Stacks Image 145
The violin wouldn't be much without a bow, and yet until last century it was considered almost an accessory along with the case and tuning fork. Having said that, there have always been bows of exceptional craftsmanship and beauty admired by those with eyes to see.
The development of the violin bow to it's modern form was perfected by François Tourte (1774-1835). Trained as a watchmaker, he took to bow making as did his father and brother. After a painstaking search he came to the conclusion that pernambuco was the ultimate material for bows given it's weight, strength and elasticity. Pernambuco was used in early times as a colorant for dyeing fine chlothes and was then called Brazil. It grows in South America and the country we know as Brazil actually got it's name from the wood and Pernambuco is in fact a region in Brazil.
Until 1775 the bow's length and weight hadn't been established as standard. Working on the advice of famous viruosi such as Viotti, Kreuzer and Rode, Tourte introduced many features still used today and established the optimal length of the violin bow at 74 0r 75 cm. in all, the viola bow at 74 cm. and the cello bow at 72-73 cm.
Bows are generally made by specialist bow makers although some violin makers have made bows as well. One of the tasks which a violin maker is trained in however is the re-hairing of bows.
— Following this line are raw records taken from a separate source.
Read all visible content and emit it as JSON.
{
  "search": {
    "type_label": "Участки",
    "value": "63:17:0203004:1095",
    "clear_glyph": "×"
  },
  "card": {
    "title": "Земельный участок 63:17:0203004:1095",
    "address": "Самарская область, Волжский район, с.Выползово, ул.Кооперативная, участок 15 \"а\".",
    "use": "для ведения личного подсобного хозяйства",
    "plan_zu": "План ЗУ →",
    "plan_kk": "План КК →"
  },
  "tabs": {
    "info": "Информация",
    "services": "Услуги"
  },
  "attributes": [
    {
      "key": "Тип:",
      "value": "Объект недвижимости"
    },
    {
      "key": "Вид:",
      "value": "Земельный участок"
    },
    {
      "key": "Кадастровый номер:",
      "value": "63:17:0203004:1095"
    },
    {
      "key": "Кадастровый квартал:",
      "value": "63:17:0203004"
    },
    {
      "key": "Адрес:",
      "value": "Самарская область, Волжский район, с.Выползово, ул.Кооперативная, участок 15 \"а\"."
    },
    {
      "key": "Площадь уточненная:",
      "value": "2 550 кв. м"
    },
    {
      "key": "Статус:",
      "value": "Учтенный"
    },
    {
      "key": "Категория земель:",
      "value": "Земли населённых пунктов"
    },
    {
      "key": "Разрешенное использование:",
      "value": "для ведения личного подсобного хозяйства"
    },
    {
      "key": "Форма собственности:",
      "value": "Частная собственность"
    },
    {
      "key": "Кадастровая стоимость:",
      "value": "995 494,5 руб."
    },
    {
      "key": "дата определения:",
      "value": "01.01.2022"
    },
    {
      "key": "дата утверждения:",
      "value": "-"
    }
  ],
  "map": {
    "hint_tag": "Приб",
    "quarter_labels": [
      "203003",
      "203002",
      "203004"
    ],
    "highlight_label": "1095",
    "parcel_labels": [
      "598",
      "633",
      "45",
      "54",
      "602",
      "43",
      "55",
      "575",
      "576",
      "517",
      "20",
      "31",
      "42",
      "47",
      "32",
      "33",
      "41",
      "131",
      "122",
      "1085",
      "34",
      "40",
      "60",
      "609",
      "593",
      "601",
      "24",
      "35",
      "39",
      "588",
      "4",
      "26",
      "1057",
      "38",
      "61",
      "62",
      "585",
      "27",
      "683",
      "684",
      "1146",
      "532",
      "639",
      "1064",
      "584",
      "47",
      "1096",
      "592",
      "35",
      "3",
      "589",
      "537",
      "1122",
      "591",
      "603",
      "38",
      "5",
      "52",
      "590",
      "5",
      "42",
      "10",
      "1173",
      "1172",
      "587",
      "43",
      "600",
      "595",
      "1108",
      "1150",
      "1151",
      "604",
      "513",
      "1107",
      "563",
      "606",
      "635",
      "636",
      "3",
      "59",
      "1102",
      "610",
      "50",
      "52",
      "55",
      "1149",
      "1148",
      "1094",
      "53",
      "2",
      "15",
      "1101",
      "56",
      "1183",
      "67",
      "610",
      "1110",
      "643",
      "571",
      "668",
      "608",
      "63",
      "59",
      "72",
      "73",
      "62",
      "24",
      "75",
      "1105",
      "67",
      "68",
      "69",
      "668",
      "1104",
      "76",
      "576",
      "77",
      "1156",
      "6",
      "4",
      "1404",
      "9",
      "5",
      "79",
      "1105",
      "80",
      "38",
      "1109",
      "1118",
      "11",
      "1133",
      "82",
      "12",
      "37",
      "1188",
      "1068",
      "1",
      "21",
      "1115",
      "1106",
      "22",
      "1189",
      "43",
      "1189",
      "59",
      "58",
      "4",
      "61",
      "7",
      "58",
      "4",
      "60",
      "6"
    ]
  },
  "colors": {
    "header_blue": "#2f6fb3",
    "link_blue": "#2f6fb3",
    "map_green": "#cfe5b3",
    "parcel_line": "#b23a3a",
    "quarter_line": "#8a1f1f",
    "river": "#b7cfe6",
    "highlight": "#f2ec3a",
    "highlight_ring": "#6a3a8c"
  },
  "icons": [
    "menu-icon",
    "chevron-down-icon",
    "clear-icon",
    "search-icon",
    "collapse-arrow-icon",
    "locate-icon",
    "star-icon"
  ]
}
Rehairing a bow is a time consuming and troublesome job. The main reason for this is that to rehair a bow properly without damage requires lot's of patience and skill. Too many good bows have been badly damaged by people who have learned bow rehairing from a book and think that it might be a lucrative way to watch television. Bows should be entrusted only to trained professionals. Among the worst of the damage we come across are:

  • Split heads and frogs from forced wedges.
  • Scratched and indented metal fittings and pearl.
  • Distorted stick shapes due to uneven tension.
Stacks Image 141
A bow which is being used regularly generally has to be fitted with new hair at least twice a year. Over-used hair has lost it's capacity to hold the rosin properly and the player will notice the bow's lack of efficiency to produce a good tone.
It is often heard that horsehair for bows must be quite white and exceptionally smooth. While it is true that irregularities in the hair's structure can cause noise, hair is a natural material and is seldom perfect. Completely white hair is very rare unless it has been bleached. The hair's whiteness is not neccessarily it's most desirable attribute. Often the finest hair is anything from light-beige to butter coloured. Bleached hair is generally brittle and should be avoided as it doesn't last very well. Fine bowhair is exported from Canada, South America, Australia, China, Japan, Hungary and Russia.
Stacks Image 153
The thickness of horsehair is around 0.04mm and it is entirely made up of dead cells which have been converted into a protein called keratin. Keratin is the favorite food of Anthrenus Museorum or the museum beetle, the larvae of which feed on all kinds of animal hair. If you should come across such a creature, don't panic. It is a very slow animal and can easily be brushed or hoovered from a violin case. Cut out the old hairs and burn them as well as treating the case with a common insecticide that kills larvae. These larvae detest sunlight by the way so an old violin case with half eaten bow is well kept in open sunlight for a while. The surface of the hair is covered with scales overlapping away from the "horse end" of the hair.
The most important characteristics of a good bow for the player are:

  • Ability to sustain tension on the hairs without having to tighten the screw too much.
  • Ability to maintain this tension and being flexible without the need for unneccessary weight.
  • A nice well shaped cambre right to the tip of the bow, which results in the stick touching 2/3 of the length of the bow from the frog, when the frog and head are resting on a flat surface and the bow is under no tension.
The amount of hair to fit into a bow depends almost entirely on the bow's build and style decided by it's maker. Although it is often said that a violin should have ca. 150 hairs, a viola 175 and a cello 175-200, this varies tremendously as each bow has it's own size of mortice in the head and frog and every bow has a cambre and graduation which tolerates a certain amount of hair.
Rosin is what makes the bow stick to the string until it slips back in a continual cycle which generates the bowed sound. It is made of colophony-the residue from the distillation of turpentine. It comes in various grades depending on the type of distillation. Pure colophony is far too brittle to use on it's own for violin rosin and makes an unpleasant scratchy sound. Therefore it is generally mixed with other substances to modify it's consistency. Most rosin will contain small amounts of oil to plasticize or soften it and sometimes there are additions of alkaline solutions to neutralize the colophony which is quite acid. The acidity of colophony can be a hazard to the varnish if it is allowed to build up on the instrument.
Stacks Image 143